The warm Atlantic water continued to flow into the icy Nordic seas during the coldest periods of the last Ice Age.
Fossil foraminifera
Fossil foraminifera measure temperature.
An Ice Age may sound as a stable period of cold weather, but the name can be deceiving. In the high latitudes of the Northern Hemisphere, the period was characterized by considerable climate changes. Cold periods (stadials) switched abruptly to warmer periods (interstadials) and back.

It is considered by many that during cold periods of the last Ice Age the warm Atlantic water had terminated its flow into the Nordic Seas during the glacial period, says Mohamed Ezat, PhD at Centre for Arctic Gas hydrate, Environment and Climate (CAGE) at UiT, The Arctic University of Norway.

The study, published in Geology, documented that bottom water actually grew to a temperature of up to 5⁰C at 1200m depth in the Nordic seas during the cold stadials. Cold bottom water temperatures of 0.5⁰C was detected during the warm interstadials, which is not dissimilar to what we experience today.

How was this possible?

So the air was getting colder, but the deep ocean water was getting warmer during some of the coldest periods of the Ice Age. How is this possible?

Colloquially referred to as the Gulf Stream, the warm North Atlantic Current is partly to blame for our mild North European winters. It flows into the Nordic seas, where it cools down in winter and releases heat into the atmosphere. It becomes denser and sinks to the bottom of the Nordic seas. It creates a significant part of the global circulatory system of ocean currents.

Cold, deep water from the small area of the Nordic seas, less than 1% of the global ocean, travels the entire planet and returns as warm surface water. This has remained a fairly stable process for the last 10,000 years. The events here are significant for the entire ocean system. However, if we go back to the Ice Age things were quite different, says professor Tine Rasmussen from CAGE. The reason is that ice sheets across Scandinavia and North America produced a substantial amount of fresh melt water from icebergs. This means that the surface water could not reach the required density to sink‒ this is a process that relies on salinity. The warm Atlantic water was saltier, and thus heavier and subducted at depth and reached to the bottom, actually heating up beneath a lid of ice and melt water, that prevented the release of heat into the atmosphere.

Warm water was present, but deep under the cold, icy surface. So the climate experience was colder, as the atmospheric records from Greenland ice cores display.
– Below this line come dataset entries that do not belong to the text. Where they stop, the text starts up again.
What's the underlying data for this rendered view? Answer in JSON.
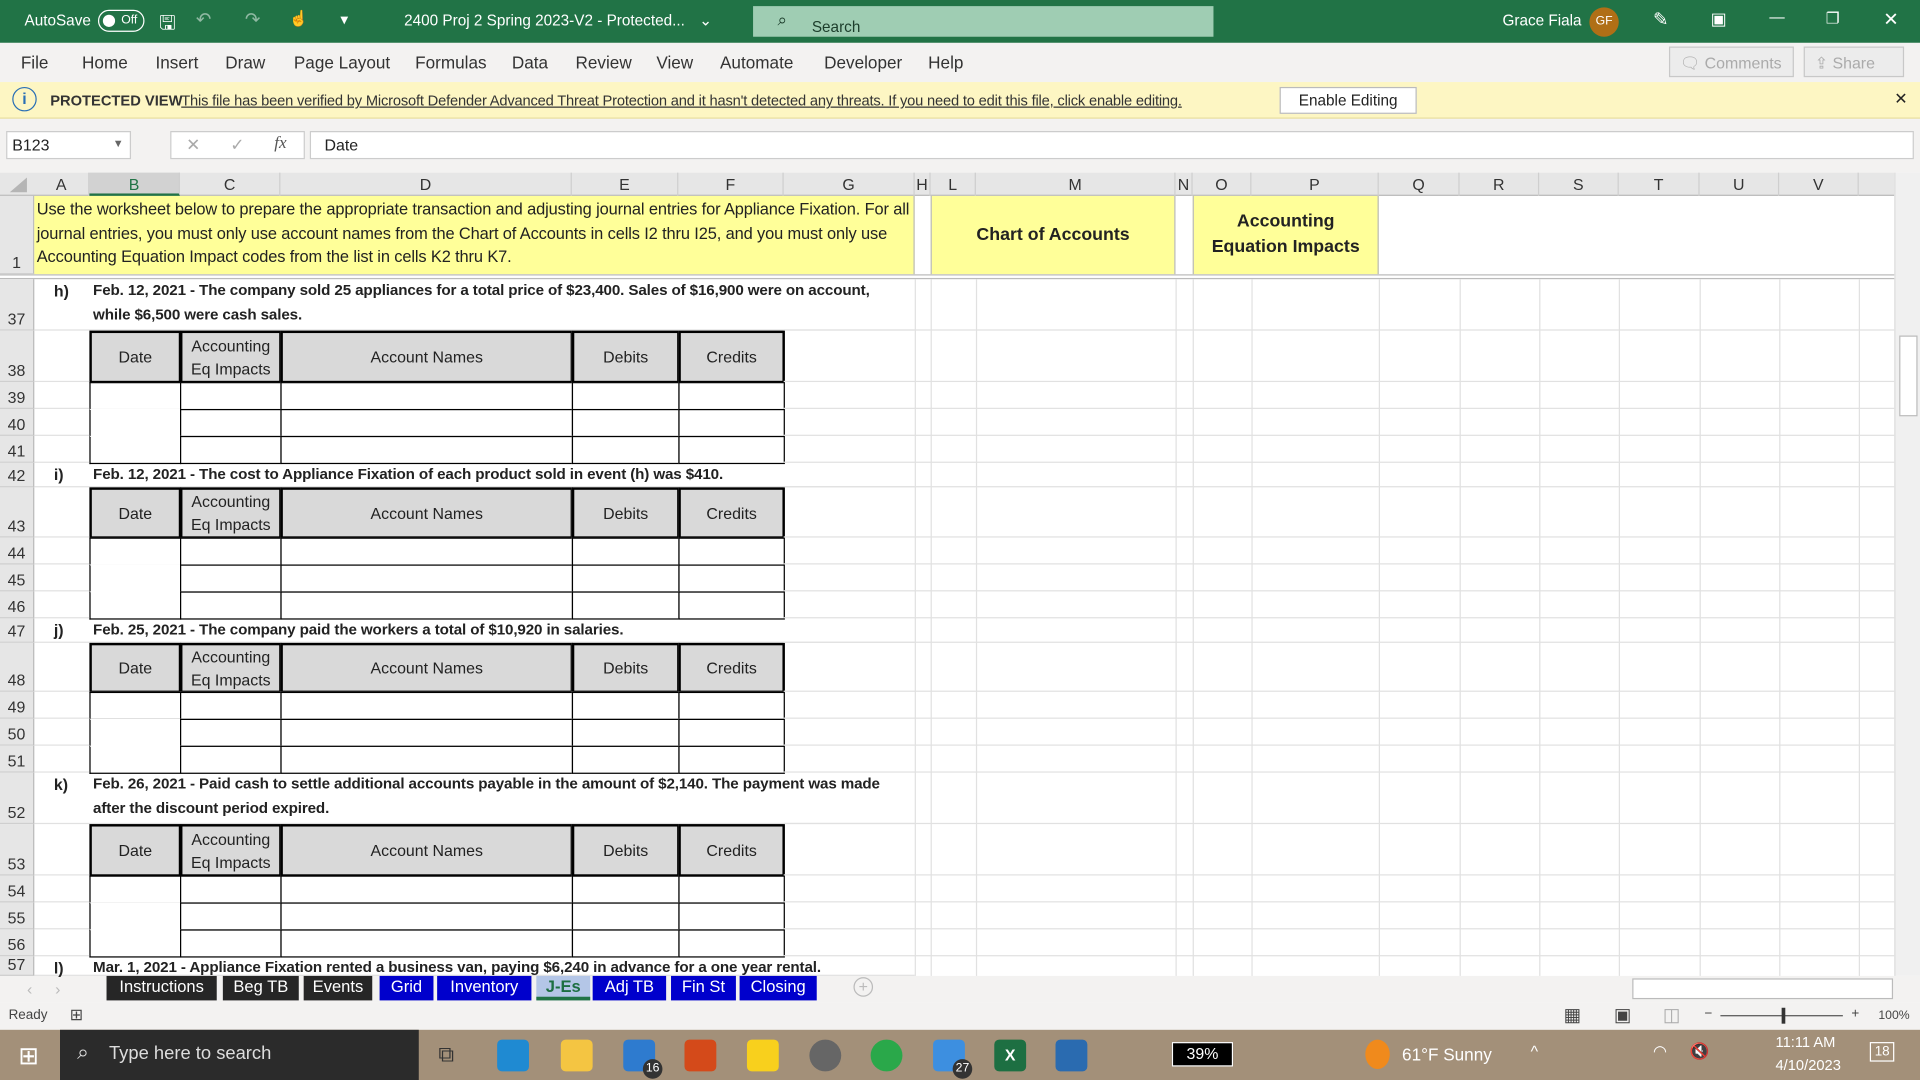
{
  "titlebar": {
    "autosave": "AutoSave",
    "autosave_state": "Off",
    "filename": "2400 Proj 2 Spring 2023-V2  -  Protected...",
    "search_placeholder": "Search",
    "user": "Grace Fiala",
    "initials": "GF"
  },
  "menu": [
    "File",
    "Home",
    "Insert",
    "Draw",
    "Page Layout",
    "Formulas",
    "Data",
    "Review",
    "View",
    "Automate",
    "Developer",
    "Help"
  ],
  "menu_right": {
    "comments": "Comments",
    "share": "Share"
  },
  "protected": {
    "label": "PROTECTED VIEW",
    "message": "This file has been verified by Microsoft Defender Advanced Threat Protection and it hasn't detected any threats. If you need to edit this file, click enable editing.",
    "button": "Enable Editing"
  },
  "formula_bar": {
    "name_box": "B123",
    "fx": "fx",
    "value": "Date"
  },
  "columns": [
    "A",
    "B",
    "C",
    "D",
    "E",
    "F",
    "G",
    "H",
    "L",
    "M",
    "N",
    "O",
    "P",
    "Q",
    "R",
    "S",
    "T",
    "U",
    "V"
  ],
  "selected_column": "B",
  "instructions": "Use the worksheet below to prepare the appropriate transaction and adjusting journal entries for Appliance Fixation. For all journal entries, you must only use account names from the Chart of Accounts in cells I2 thru I25, and you must only use Accounting Equation Impact codes from the list in cells K2 thru K7.",
  "chart_of_accounts": "Chart of Accounts",
  "accounting_equation_impacts": "Accounting Equation Impacts",
  "table_headers": [
    "Date",
    "Accounting Eq Impacts",
    "Account Names",
    "Debits",
    "Credits"
  ],
  "events": [
    {
      "letter": "h)",
      "row": "37",
      "description": "Feb. 12, 2021 - The company sold 25 appliances for a total price of $23,400. Sales of $16,900 were on account, while $6,500 were cash sales.",
      "rows": [
        "38",
        "39",
        "40",
        "41"
      ]
    },
    {
      "letter": "i)",
      "row": "42",
      "description": "Feb. 12, 2021 - The cost to Appliance Fixation of each product sold in event (h) was $410.",
      "rows": [
        "43",
        "44",
        "45",
        "46"
      ]
    },
    {
      "letter": "j)",
      "row": "47",
      "description": "Feb. 25, 2021 - The company paid the workers a total of $10,920 in salaries.",
      "rows": [
        "48",
        "49",
        "50",
        "51"
      ]
    },
    {
      "letter": "k)",
      "row": "52",
      "description": "Feb. 26, 2021 - Paid cash to settle additional accounts payable in the amount of $2,140. The payment was made after the discount period expired.",
      "rows": [
        "53",
        "54",
        "55",
        "56"
      ]
    },
    {
      "letter": "l)",
      "row": "57",
      "description": "Mar. 1, 2021 - Appliance Fixation rented a business van, paying $6,240 in advance for a one year rental."
    }
  ],
  "sheet_tabs": [
    {
      "label": "Instructions",
      "color": "#262626"
    },
    {
      "label": "Beg TB",
      "color": "#262626"
    },
    {
      "label": "Events",
      "color": "#262626"
    },
    {
      "label": "Grid",
      "color": "#0000cc"
    },
    {
      "label": "Inventory",
      "color": "#0000cc"
    },
    {
      "label": "J-Es",
      "color": "#b4c6e7",
      "active": true
    },
    {
      "label": "Adj TB",
      "color": "#0000cc"
    },
    {
      "label": "Fin St",
      "color": "#0000cc"
    },
    {
      "label": "Closing",
      "color": "#0000cc"
    }
  ],
  "status": {
    "ready": "Ready",
    "zoom": "100%"
  },
  "taskbar": {
    "search_placeholder": "Type here to search",
    "mail_badge": "16",
    "todo_badge": "27",
    "battery": "39%",
    "weather": "61°F  Sunny",
    "time": "11:11 AM",
    "date": "4/10/2023",
    "notifications": "18"
  }
}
But what eventually happened, is that warm water reached a critical point, surged upwards to the surface, and contributed to the abrupt warming of the surface water and atmosphere, says, Ezat.


Prof. Rasmussen suggested this previously in 1996 and a conceptual model was published in 2004.The results were debated because they didn't contain the exact temperature and measurements. Ezat and co-authors applied a new method to measure the exact temperature from the sediment cores collected north of the Faroe Islands, says Professor Rasmussen.

The temperature is measured in the shells of single celled organisms called benthic foraminifera. When they die the shells become part of the ocean sediment. The temperature of their lifetime stays engraved in the chemistry of their shells, making them micro-thermometers that reveal the climate of the ages long gone.

The amount of magnesium in the shells of specific species of foraminifera depends primarily on temperature. By measuring the ratio of magnesium to calcium the changes in temperature can be estimated. According to Ezat, they were lucky to find a continuous record of well-preserved benthic species for the analyses.

Significant for future climate

Understanding what happened with our ocean systems during the Ice Age, aids in our understanding of what may happen to them if ice on Greenland and Antarctica melts in the future. Fortunately, the ice sheet over Greenland is a lot smaller than the ice sheet during the Ice Age and thus with less potential to seriously disturb the system.

Ezat points out that it is however, imperative to consider recent localised changes around Greenland and Antarctica in light of the results. The basal meeting due to subsurface warming represents an important component of the current ice mass loss.

Also, increase of melt water in the East Greenland Current can possibly cause a weakening in the deep convection in the Nordic Seas. This may cause a warm subsurface inflow that may reach bottom on the East Greenland slope. Such a scenario, though very uncertain, has the potential to influence the stability of gas hydrates on the slope.

Gas hydrate is essentially frozen methane gas under the ocean floor. If it melts it has the potential to release massive amounts of this hyper potent greenhouse gas.